The combination of a highly soluble salt form of a drug with a polymeric precipitation inhibitor has the potential to prolong drug supersaturation even following salt disproportionation. In this study, dissolution profiles of ibuprofen sodium in the presence of various cellulosic polymers, including hydroxypropyl methylcellulose (HPMC), methylcellulose (MC), and hydroxypropyl cellulose (HPC), were examined in order to assess degree and duration of supersaturation. In addition, the roles that the polymers played in altering drug solubility, media viscosity, physical form, and particle morphology were also assessed. A deep dive into the mechanisms of supersaturation revealed that intermolecular hydrogen bonding between ibuprofen and HPMC was driving supersaturation through nucleation inhibition and crystal growth modification.
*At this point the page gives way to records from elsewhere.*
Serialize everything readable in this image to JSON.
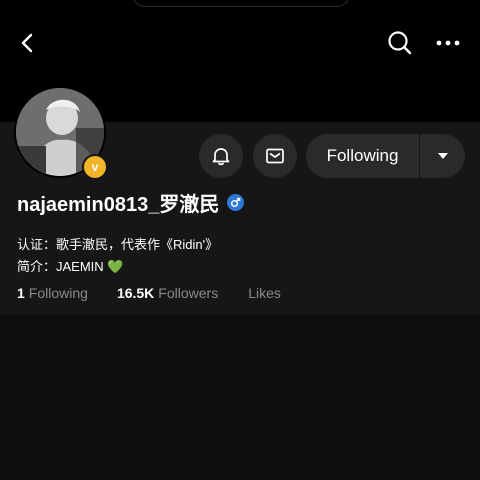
{
  "nav": {
    "back_icon": "chevron-left-icon",
    "search_icon": "search-icon",
    "more_icon": "more-horizontal-icon"
  },
  "profile": {
    "avatar_badge": "v",
    "username": "najaemin0813_罗澈民",
    "gender_icon": "male-icon",
    "certification": "认证：歌手澈民，代表作《Ridin'》",
    "bio": "简介：JAEMIN 💚",
    "follow_label": "Following"
  },
  "stats": {
    "following_count": "1",
    "following_label": "Following",
    "followers_count": "16.5K",
    "followers_label": "Followers",
    "likes_count": "",
    "likes_label": "Likes"
  },
  "colors": {
    "background": "#141414",
    "header": "#000000",
    "button": "#2a2a2a",
    "badge": "#f1b52a",
    "gender": "#2f78d6",
    "muted_text": "#8a8a8a"
  }
}
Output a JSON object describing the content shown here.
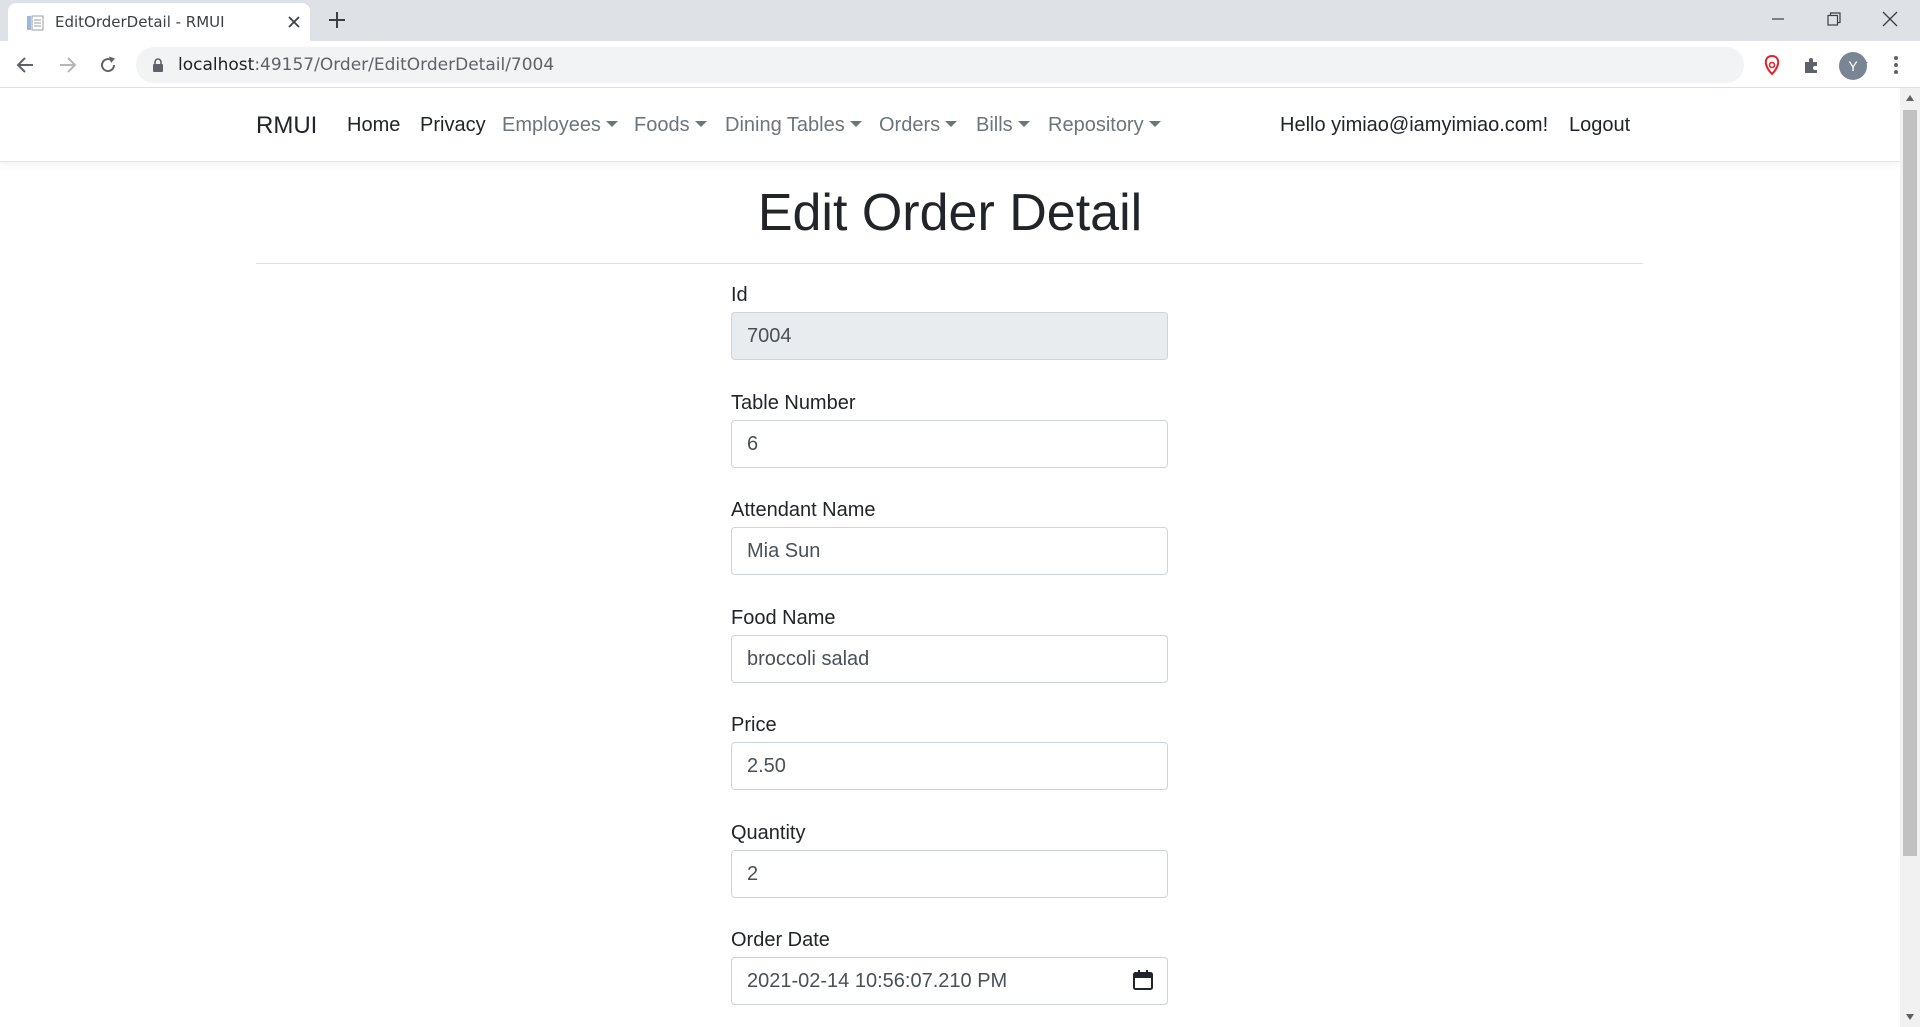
{
  "browser": {
    "tab_title": "EditOrderDetail - RMUI",
    "url_host": "localhost",
    "url_path": ":49157/Order/EditOrderDetail/7004",
    "avatar_initial": "Y"
  },
  "navbar": {
    "brand": "RMUI",
    "links": {
      "home": "Home",
      "privacy": "Privacy",
      "employees": "Employees",
      "foods": "Foods",
      "dining_tables": "Dining Tables",
      "orders": "Orders",
      "bills": "Bills",
      "repository": "Repository"
    },
    "greeting": "Hello yimiao@iamyimiao.com!",
    "logout": "Logout"
  },
  "page": {
    "title": "Edit Order Detail"
  },
  "form": {
    "id": {
      "label": "Id",
      "value": "7004"
    },
    "table_number": {
      "label": "Table Number",
      "value": "6"
    },
    "attendant_name": {
      "label": "Attendant Name",
      "value": "Mia Sun"
    },
    "food_name": {
      "label": "Food Name",
      "value": "broccoli salad"
    },
    "price": {
      "label": "Price",
      "value": "2.50"
    },
    "quantity": {
      "label": "Quantity",
      "value": "2"
    },
    "order_date": {
      "label": "Order Date",
      "value": "2021-02-14 10:56:07.210 PM"
    }
  }
}
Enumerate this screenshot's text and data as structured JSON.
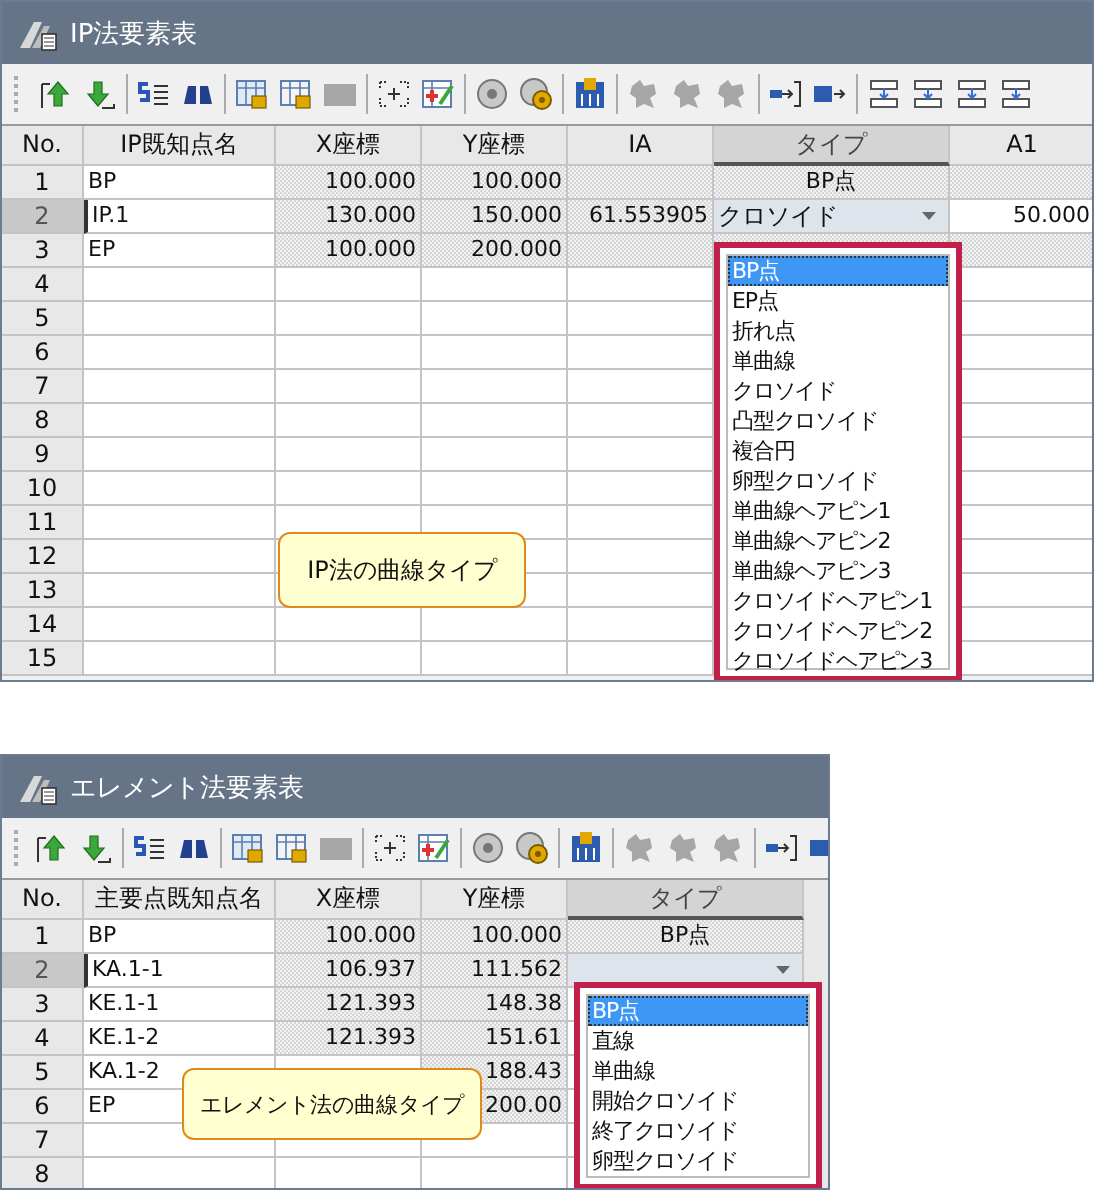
{
  "windows": [
    {
      "title": "IP法要素表",
      "columns": [
        {
          "label": "No.",
          "kind": "index",
          "selected": false
        },
        {
          "label": "IP既知点名",
          "kind": "name",
          "selected": false
        },
        {
          "label": "X座標",
          "kind": "number",
          "selected": false
        },
        {
          "label": "Y座標",
          "kind": "number",
          "selected": false
        },
        {
          "label": "IA",
          "kind": "number",
          "selected": false
        },
        {
          "label": "タイプ",
          "kind": "choice",
          "selected": true
        },
        {
          "label": "A1",
          "kind": "number",
          "selected": false
        }
      ],
      "rows": [
        {
          "no": "1",
          "selected": false,
          "cells": [
            {
              "kind": "text",
              "text": "BP",
              "shaded": false
            },
            {
              "kind": "text",
              "text": "100.000",
              "shaded": true
            },
            {
              "kind": "text",
              "text": "100.000",
              "shaded": true
            },
            {
              "kind": "text",
              "shaded": true
            },
            {
              "kind": "text",
              "text": "BP点",
              "shaded": true
            },
            {
              "kind": "text",
              "shaded": true
            }
          ]
        },
        {
          "no": "2",
          "selected": true,
          "cells": [
            {
              "kind": "text",
              "text": "IP.1",
              "shaded": false
            },
            {
              "kind": "text",
              "text": "130.000",
              "shaded": true
            },
            {
              "kind": "text",
              "text": "150.000",
              "shaded": true
            },
            {
              "kind": "text",
              "text": "61.553905",
              "shaded": true
            },
            {
              "kind": "combo",
              "text": "クロソイド"
            },
            {
              "kind": "text",
              "text": "50.000",
              "shaded": false
            }
          ]
        },
        {
          "no": "3",
          "selected": false,
          "cells": [
            {
              "kind": "text",
              "text": "EP",
              "shaded": false
            },
            {
              "kind": "text",
              "text": "100.000",
              "shaded": true
            },
            {
              "kind": "text",
              "text": "200.000",
              "shaded": true
            },
            {
              "kind": "text",
              "shaded": true
            },
            {
              "kind": "text",
              "shaded": true
            },
            {
              "kind": "text",
              "shaded": true
            }
          ]
        },
        {
          "no": "4",
          "selected": false
        },
        {
          "no": "5",
          "selected": false
        },
        {
          "no": "6",
          "selected": false
        },
        {
          "no": "7",
          "selected": false
        },
        {
          "no": "8",
          "selected": false
        },
        {
          "no": "9",
          "selected": false
        },
        {
          "no": "10",
          "selected": false
        },
        {
          "no": "11",
          "selected": false
        },
        {
          "no": "12",
          "selected": false
        },
        {
          "no": "13",
          "selected": false
        },
        {
          "no": "14",
          "selected": false
        },
        {
          "no": "15",
          "selected": false
        }
      ],
      "dropdown": [
        {
          "label": "BP点",
          "selected": true
        },
        {
          "label": "EP点",
          "selected": false
        },
        {
          "label": "折れ点",
          "selected": false
        },
        {
          "label": "単曲線",
          "selected": false
        },
        {
          "label": "クロソイド",
          "selected": false
        },
        {
          "label": "凸型クロソイド",
          "selected": false
        },
        {
          "label": "複合円",
          "selected": false
        },
        {
          "label": "卵型クロソイド",
          "selected": false
        },
        {
          "label": "単曲線ヘアピン1",
          "selected": false
        },
        {
          "label": "単曲線ヘアピン2",
          "selected": false
        },
        {
          "label": "単曲線ヘアピン3",
          "selected": false
        },
        {
          "label": "クロソイドヘアピン1",
          "selected": false
        },
        {
          "label": "クロソイドヘアピン2",
          "selected": false
        },
        {
          "label": "クロソイドヘアピン3",
          "selected": false
        }
      ],
      "callout": "IP法の曲線タイプ"
    },
    {
      "title": "エレメント法要素表",
      "columns": [
        {
          "label": "No.",
          "kind": "index",
          "selected": false
        },
        {
          "label": "主要点既知点名",
          "kind": "name",
          "selected": false
        },
        {
          "label": "X座標",
          "kind": "number",
          "selected": false
        },
        {
          "label": "Y座標",
          "kind": "number",
          "selected": false
        },
        {
          "label": "タイプ",
          "kind": "choice",
          "selected": true
        }
      ],
      "rows": [
        {
          "no": "1",
          "selected": false,
          "cells": [
            {
              "kind": "text",
              "text": "BP",
              "shaded": false
            },
            {
              "kind": "text",
              "text": "100.000",
              "shaded": true
            },
            {
              "kind": "text",
              "text": "100.000",
              "shaded": true
            },
            {
              "kind": "text",
              "text": "BP点",
              "shaded": true
            }
          ]
        },
        {
          "no": "2",
          "selected": true,
          "cells": [
            {
              "kind": "text",
              "text": "KA.1-1",
              "shaded": false
            },
            {
              "kind": "text",
              "text": "106.937",
              "shaded": true
            },
            {
              "kind": "text",
              "text": "111.562",
              "shaded": true
            },
            {
              "kind": "combo"
            }
          ]
        },
        {
          "no": "3",
          "selected": false,
          "cells": [
            {
              "kind": "text",
              "text": "KE.1-1",
              "shaded": false
            },
            {
              "kind": "text",
              "text": "121.393",
              "shaded": true
            },
            {
              "kind": "text",
              "text": "148.38",
              "shaded": true
            }
          ]
        },
        {
          "no": "4",
          "selected": false,
          "cells": [
            {
              "kind": "text",
              "text": "KE.1-2",
              "shaded": false
            },
            {
              "kind": "text",
              "text": "121.393",
              "shaded": true
            },
            {
              "kind": "text",
              "text": "151.61",
              "shaded": true
            }
          ]
        },
        {
          "no": "5",
          "selected": false,
          "cells": [
            {
              "kind": "text",
              "text": "KA.1-2",
              "shaded": false
            },
            {
              "kind": "text"
            },
            {
              "kind": "text",
              "text": "188.43",
              "shaded": true
            }
          ]
        },
        {
          "no": "6",
          "selected": false,
          "cells": [
            {
              "kind": "text",
              "text": "EP",
              "shaded": false
            },
            {
              "kind": "text"
            },
            {
              "kind": "text",
              "text": "200.00",
              "shaded": true
            }
          ]
        },
        {
          "no": "7",
          "selected": false
        },
        {
          "no": "8",
          "selected": false
        }
      ],
      "dropdown": [
        {
          "label": "BP点",
          "selected": true
        },
        {
          "label": "直線",
          "selected": false
        },
        {
          "label": "単曲線",
          "selected": false
        },
        {
          "label": "開始クロソイド",
          "selected": false
        },
        {
          "label": "終了クロソイド",
          "selected": false
        },
        {
          "label": "卵型クロソイド",
          "selected": false
        }
      ],
      "callout": "エレメント法の曲線タイプ"
    }
  ]
}
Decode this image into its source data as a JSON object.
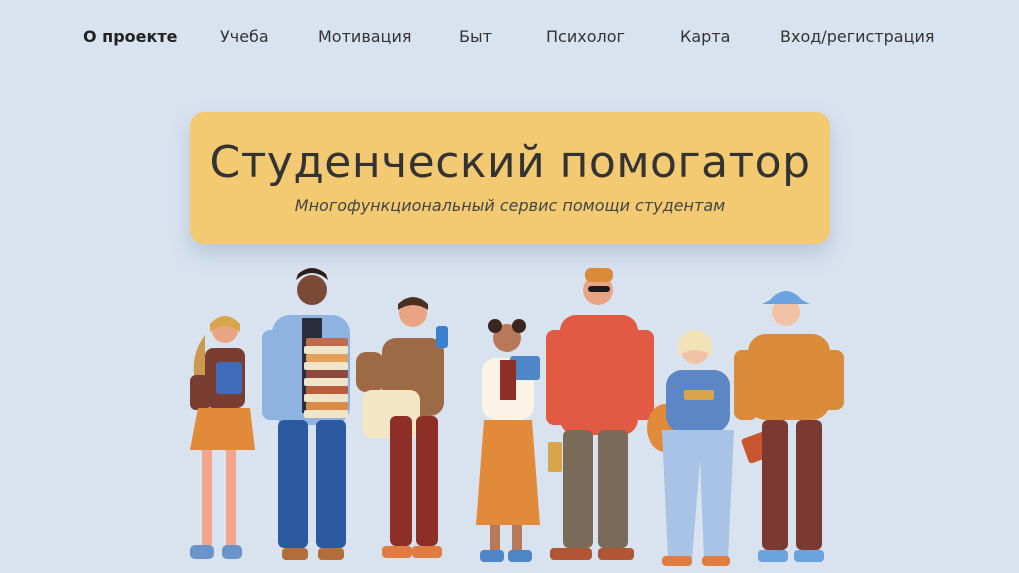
{
  "nav": {
    "items": [
      {
        "label": "О проекте",
        "active": true
      },
      {
        "label": "Учеба"
      },
      {
        "label": "Мотивация"
      },
      {
        "label": "Быт"
      },
      {
        "label": "Психолог"
      },
      {
        "label": "Карта"
      },
      {
        "label": "Вход/регистрация"
      }
    ]
  },
  "hero": {
    "title": "Студенческий помогатор",
    "subtitle": "Многофункциональный сервис помощи студентам"
  },
  "colors": {
    "background": "#d9e3f0",
    "hero_card": "#f3ca72",
    "text": "#333333"
  },
  "illustration": {
    "name": "students-group-illustration",
    "figures": [
      "student-girl-orange-skirt",
      "student-with-books",
      "student-with-phone",
      "student-girl-with-book",
      "student-red-shirt",
      "student-girl-blonde",
      "student-bucket-hat"
    ]
  }
}
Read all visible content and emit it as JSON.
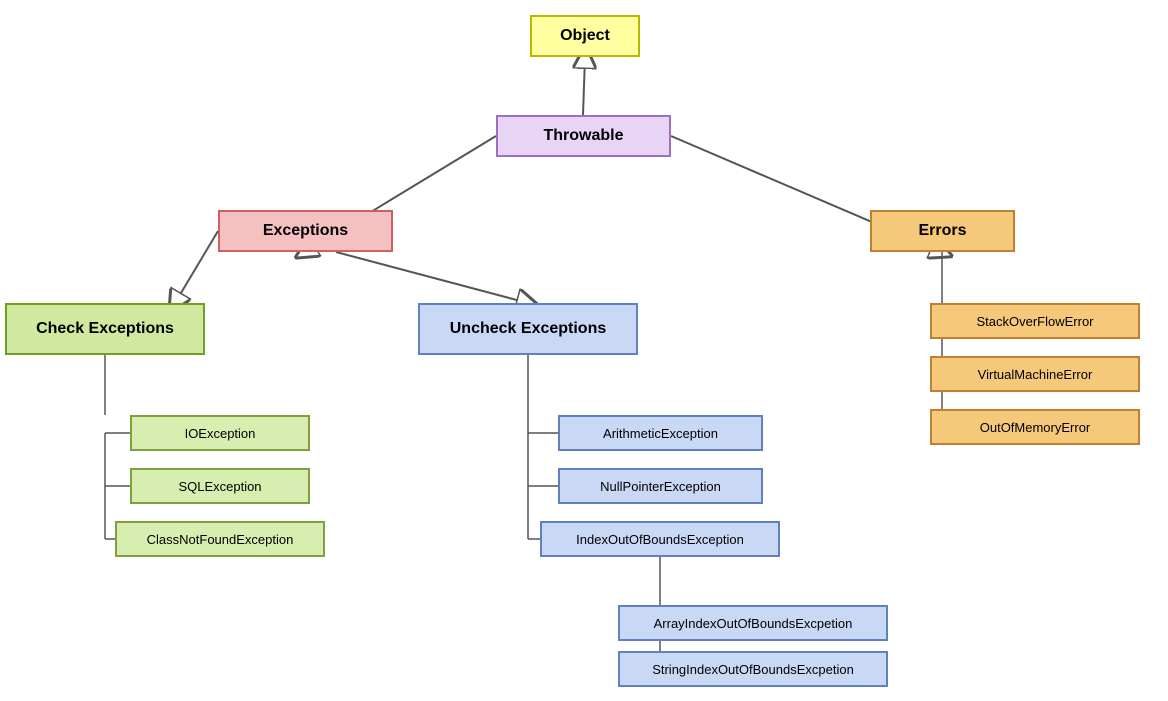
{
  "nodes": {
    "object": {
      "label": "Object"
    },
    "throwable": {
      "label": "Throwable"
    },
    "exceptions": {
      "label": "Exceptions"
    },
    "errors": {
      "label": "Errors"
    },
    "checkExceptions": {
      "label": "Check Exceptions"
    },
    "uncheckExceptions": {
      "label": "Uncheck Exceptions"
    },
    "ioException": {
      "label": "IOException"
    },
    "sqlException": {
      "label": "SQLException"
    },
    "classNotFoundException": {
      "label": "ClassNotFoundException"
    },
    "arithmeticException": {
      "label": "ArithmeticException"
    },
    "nullPointerException": {
      "label": "NullPointerException"
    },
    "indexOutOfBoundsException": {
      "label": "IndexOutOfBoundsException"
    },
    "arrayIndexOutOfBoundsException": {
      "label": "ArrayIndexOutOfBoundsExcpetion"
    },
    "stringIndexOutOfBoundsException": {
      "label": "StringIndexOutOfBoundsExcpetion"
    },
    "stackOverFlowError": {
      "label": "StackOverFlowError"
    },
    "virtualMachineError": {
      "label": "VirtualMachineError"
    },
    "outOfMemoryError": {
      "label": "OutOfMemoryError"
    }
  }
}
Polymer viscosity was proposed as the primary factor prolonging supersaturation of ibuprofen in the presence of MC, while mechanisms other than hydrogen bonding were likely to be attributed to supersaturation with the most hydrophobic polymer evaluated, HPC. Overall, the study suggested that induction of intermolecular interactions between ibuprofen and HPMC were more effective at inhibiting nucleation and maintaining prolonged supersaturation than physical modulation of solution properties, such as viscosity.
All Science Journal Classification (ASJC) codes
- Pharmaceutical Science
- Crystal growth
- Hydrogen bonding
- Nucleation inhibition